From marketing to truth: Communicating in the purpose era
Joan Ramon Vilamitjana
Hill + Knowlton
We live in a time of constant change. Disruption and “exponentiality” are the order of the day. Gone is the post-industrial era, in which making the best product on the market was a guarantee of success; or times when access to information was a differentiating element. Today, the differences between products are minimal, and anyone in possession of a device with an internet connection has access to more information than they can ever process.
In this context, brands and companies are subject to an unprecedented level of scrutiny, and consumers demand to know not only what, but also how and why. So, having and communicating good performance is not enough. We have entered the Purpose Era: an era in which companies, in order to generate preference among its audiences, should align their business and communication strategies around a purpose, understood as the reason why a company exists, which goes beyond generating economic benefits and which defines its value for society. This purpose could be anything from making the world a happier place to responding to a basic human need.
Indra Noyi, CEO of PepsiCo, perfectly captures the essence of this philosophy: "When we articulated the notion of performance with purpose, people confused it with corporate responsibility. Incorrect. It's not about how we spend the money we generate; the focus is on how we generate that money. "
The purpose is not mere poetry or make-up, but lies at the heart of business strategy and has enormous implications throughout the company's value chain, from sourcing to culture and communication. It is a journey that does not begin with the question "how do we want to be perceived?" but rather with "how can we be better citizens and generate real value for society?".
One of the greatest exponents of this movement is Paul Polman, CEO of Unilever, who frames this macro-trend as a turning point in the capitalist system. In his words: "Capitalism has served us enormously well. However, its cost is becoming unacceptable: unsustainable levels of public debt, excessive consumerism, and too many people who have lagged behind. "At this point, brands and companies must consider what role they want to play in this scenario: be part of the problem or the solution. Polman – whose opinion I fully agree with – is firm in his remarks: "We must be part of the solution, and that means rethinking our long-term business model."
The value of purpose
While companies such as Unilever declare that their purpose-led brands like Dove or Ben & Jerry's show growth far superior to other brands in their portfolio, doubters still say it is not possible to establish a direct relationship between purpose and economic growth.
While it is true that a company's success cannot be attributed to a single factor, it is also true that alignment around a business purpose is an extremely complex process in which many variables come into play – from the definition of the purpose and its correct articulation, to its activation with different audiences. My opinion is that there are enough indicators to think that, beyond an opportunity for differentiation, we are facing a trend that will mark the future of the business world, and if we do well, the future of society as well.

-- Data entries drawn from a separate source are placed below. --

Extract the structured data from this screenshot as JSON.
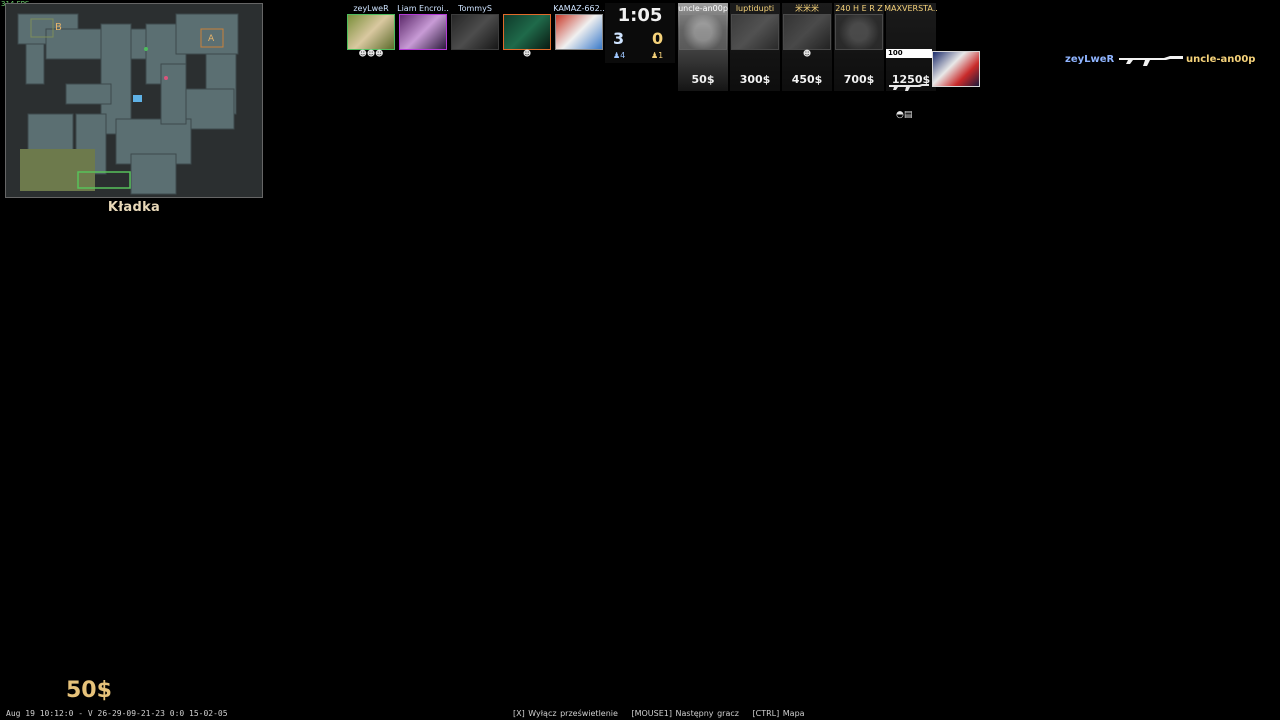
{
  "hud": {
    "fps": "314 FPS",
    "location": "Kładka",
    "timer": "1:05",
    "score_ct": "3",
    "score_t": "0",
    "alive_ct": "♟4",
    "alive_t": "♟1",
    "money": "50$",
    "demo_info": "Aug 19 10:12:0 - V 26-29-09-21-23 0:0 15-02-05"
  },
  "radar": {
    "site_a": "A",
    "site_b": "B"
  },
  "ct_players": [
    {
      "name": "zeyLweR",
      "kills": "☻☻☻"
    },
    {
      "name": "Liam Encroi..",
      "kills": ""
    },
    {
      "name": "TommyS",
      "kills": ""
    },
    {
      "name": "",
      "kills": "☻"
    },
    {
      "name": "KAMAZ-662..",
      "kills": ""
    }
  ],
  "t_players": [
    {
      "name": "uncle-an00p",
      "money": "50$",
      "kills": ""
    },
    {
      "name": "luptidupti",
      "money": "300$",
      "kills": ""
    },
    {
      "name": "米米米",
      "money": "450$",
      "kills": "☻"
    },
    {
      "name": "240 H E R Z",
      "money": "700$",
      "kills": ""
    },
    {
      "name": "MAXVERSTA..",
      "money": "1250$",
      "kills": "",
      "hp": "100"
    }
  ],
  "killfeed": {
    "attacker": "zeyLweR",
    "weapon": "rifle-icon",
    "victim": "uncle-an00p"
  },
  "hints": {
    "toggle": "[X] Wyłącz prześwietlenie",
    "next": "[MOUSE1] Następny gracz",
    "map": "[CTRL] Mapa"
  },
  "colors": {
    "ct": "#8fb4ff",
    "t": "#f5d27a",
    "money": "#e6c27a"
  }
}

There are many stories that inspire this movement, but certainly one of my favorites is that of the US pharmacy chain CVS, which in 2014 announced that it would stop selling tobacco in all its stores. The reason? It was not compatible with its purpose to accompany people on their way to full health. Upon being interviewed, CVS CEO Larry J. Merlo said: "Being purpose-driven is much more than just a marketing strategy. It guides our operations, our acquisitions, our budget ... it is integrated into everything we do."
The end of marketing?
A few months ago, coinciding with Marcos de Quinto's departure from Coca-Cola, the multinational announced its intention not to replace the Spanish executive with a new CMO, but to merge the marketing, commercial and customer departments under the leadership of a Chief Growth Officer, with a future focus on three pillars: technology, innovation and sustainability. This movement by Coca-Cola, a company traditionally oriented to the pursuit of marketing excellence, raises an interesting debate about the future of the discipline.
In an article published last March in Marketing Week, author Thomas Barta stated that CMOs face an imminent loss of influence over the C-suite. "The uncomfortable reality is that many marketers are not perceived as generating growth," he said, citing a study by US firm Russell Reynolds.
We are in for interesting times. Marketing is hardly likely to back down, but it will have to reinvent itself and rethink what role it should play within organizations. If there is one thing that’s clear, it is that for companies operating in the era of purpose, to communicate is no longer to create a myth and try to sell it – but to find a truth, embrace it and connect with an audience through conversations that generate value. In this way, brands can claim their role in culture, and actively demonstrate their responsibility to society.
Welcome to the purpose era.